                                                                                                   around the state, we hope support for the
                                                                                                   Alabama Rivers Alliance and the Alabama
                                                     Festival goers were also given opportuni-
                                                                                                   Water Agenda will continue to grow as well.
                                                   ties to win fun prizes. A lucky few managed
                                                                                                     The Alabama Rivers Alliance would like
                                                   to catch vintage Alabama Rivers Alliance
                                                                                                   to extend a special thank you to volunteers
                                                   t-shirts launched from a potato cannon,
                                                                                                   Kathy Angus, Chris Dean, Rebekah Pine,
                                                   others won some exciting merchandise from
                                                                                                   and Ben Wells.
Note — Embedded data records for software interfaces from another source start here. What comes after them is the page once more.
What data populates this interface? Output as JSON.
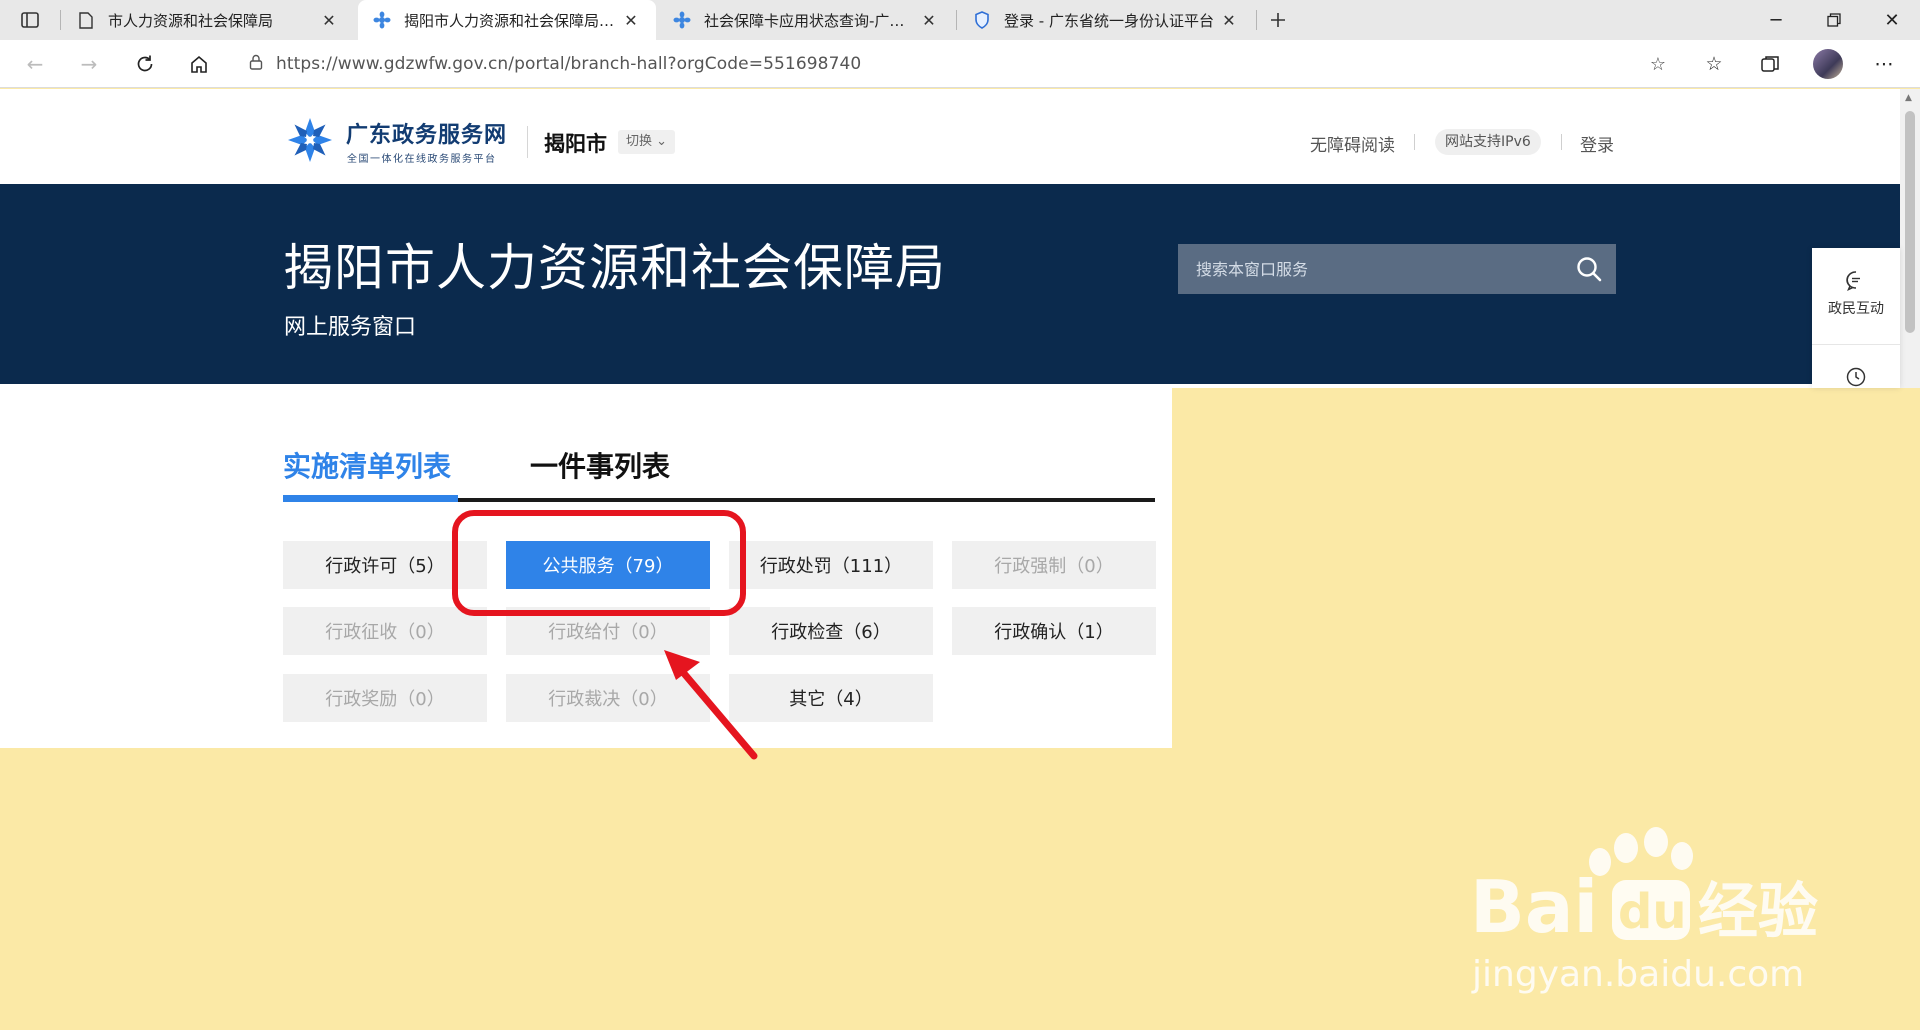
{
  "browser": {
    "tabs": [
      {
        "title": "市人力资源和社会保障局"
      },
      {
        "title": "揭阳市人力资源和社会保障局政务服务"
      },
      {
        "title": "社会保障卡应用状态查询-广东政务服务网"
      },
      {
        "title": "登录 - 广东省统一身份认证平台"
      }
    ],
    "url": "https://www.gdzwfw.gov.cn/portal/branch-hall?orgCode=551698740"
  },
  "header": {
    "logo_name": "广东政务服务网",
    "logo_sub": "全国一体化在线政务服务平台",
    "city": "揭阳市",
    "switch_label": "切换",
    "links": {
      "accessibility": "无障碍阅读",
      "ipv6": "网站支持IPv6",
      "login": "登录"
    }
  },
  "banner": {
    "title": "揭阳市人力资源和社会保障局",
    "subtitle": "网上服务窗口",
    "search_placeholder": "搜索本窗口服务"
  },
  "float_panel": {
    "interaction_label": "政民互动"
  },
  "content": {
    "tabs": [
      "实施清单列表",
      "一件事列表"
    ],
    "categories": [
      {
        "label": "行政许可（5）"
      },
      {
        "label": "公共服务（79）"
      },
      {
        "label": "行政处罚（111）"
      },
      {
        "label": "行政强制（0）"
      },
      {
        "label": "行政征收（0）"
      },
      {
        "label": "行政给付（0）"
      },
      {
        "label": "行政检查（6）"
      },
      {
        "label": "行政确认（1）"
      },
      {
        "label": "行政奖励（0）"
      },
      {
        "label": "行政裁决（0）"
      },
      {
        "label": "其它（4）"
      }
    ]
  },
  "colors": {
    "brand_blue": "#2f83e8",
    "banner_navy": "#0b2a4d",
    "highlight_red": "#e5151f",
    "background_yellow": "#fbe9a6"
  },
  "watermark": {
    "brand": "Baidu",
    "brand_cn": "经验",
    "domain": "jingyan.baidu.com"
  }
}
Thanks also to Pat King, who
        mary Jordan, age 6, modelIng               Sojourn’s, Safari Cup Coffee, and High
                                                                                                   allowed us to host the event on hsis property.
                 her faCe paInt                    Country Outfitters.
                                                                                                   The festival would not have been possible
                                                     Plans are already underway for River
                                                                                                   without their support.

                          I want to partner with the Alabama Rivers Alliance in order to protect the waterways of Alabama!
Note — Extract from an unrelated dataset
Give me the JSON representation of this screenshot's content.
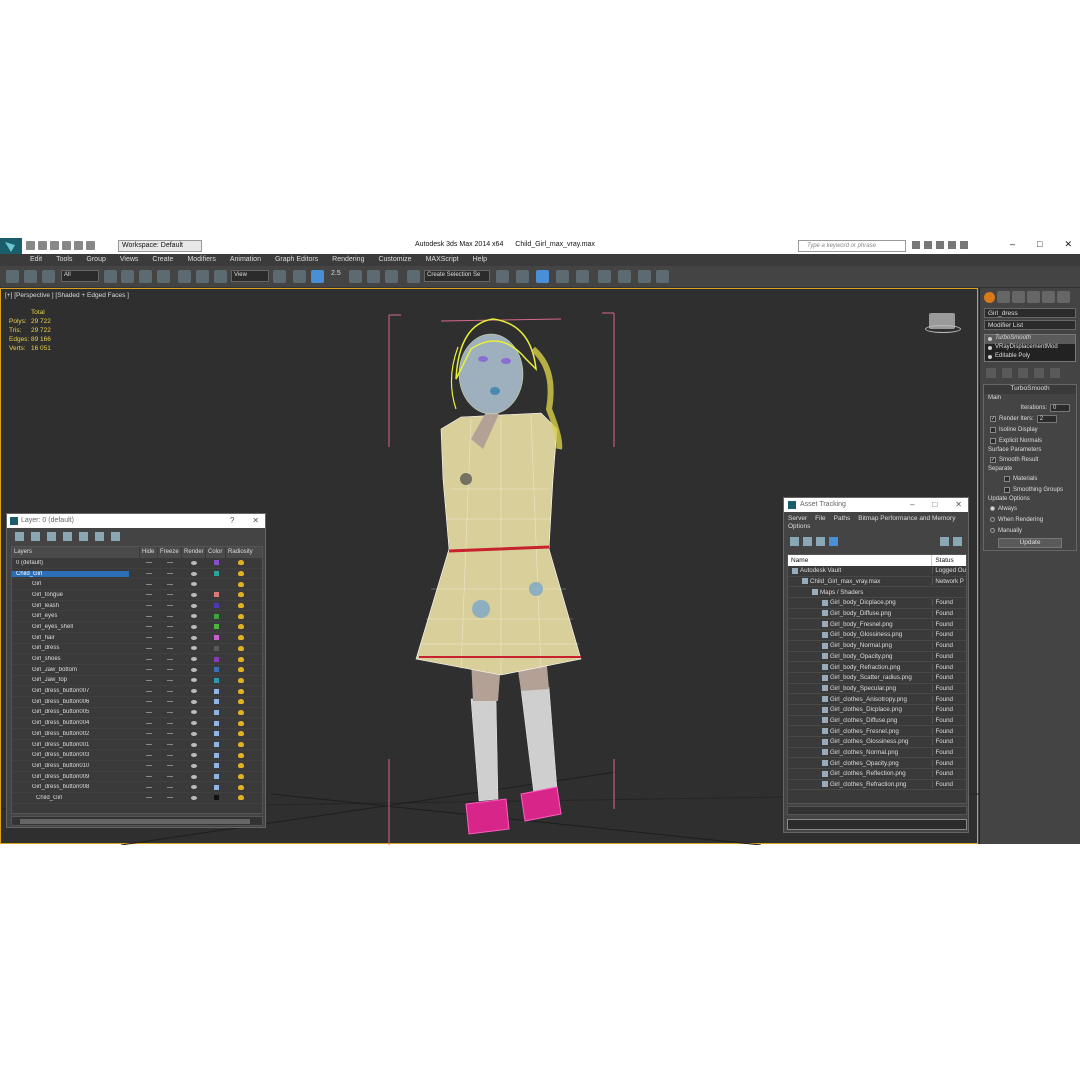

      City:                                                         County:                             State:           Zip:
      Day Phone:                        Evening Phone:                         Email:

      Individual & Family Partnership
              Protector $5,000        Sustainer $1,000               Patron $500                Supporter $250
              Friend $100             Family $40                     Individual $25             Other

      Organizational Partnerships
               Watershed Network Supporter $150             Watershed Network Partner $100               Watershed Start-up Organization $50
The Alabama Rivers Alliance is a nonprofit organization working to unite the citizens of Alabama to protect our right to clean, healthy water.
      _____    I would like my gift of $ _________ auotmatically deducted from my checking or savings account in 12 equal
               parts on the 18th of each month.
      _____    Voided check enclosed.
      _____    Savings account # _____________________________ at ___________________________ (bank).

      Mail to: 2201 2nd Avenue North, Suite A • Birmingham, AL 35203 • Phone: 205-322-6397 www.alabamarivers.org
    2 0 0 8 Wa t e r s h e d L e a d e r s h i p C o n f e r e n c e

             Save the da
                       6, 2008
           March 14-1
            Camp Beck
                       airhope, AL
         Week’s Bay, F

                                                             nonprofIt org.
                                                            u.s. postage paId

                                                             pa I d
                                                             permIt no. 361
2027 2nd Avenue North, Suite A                               bIrmIngham, al
   Birmingham, AL 35203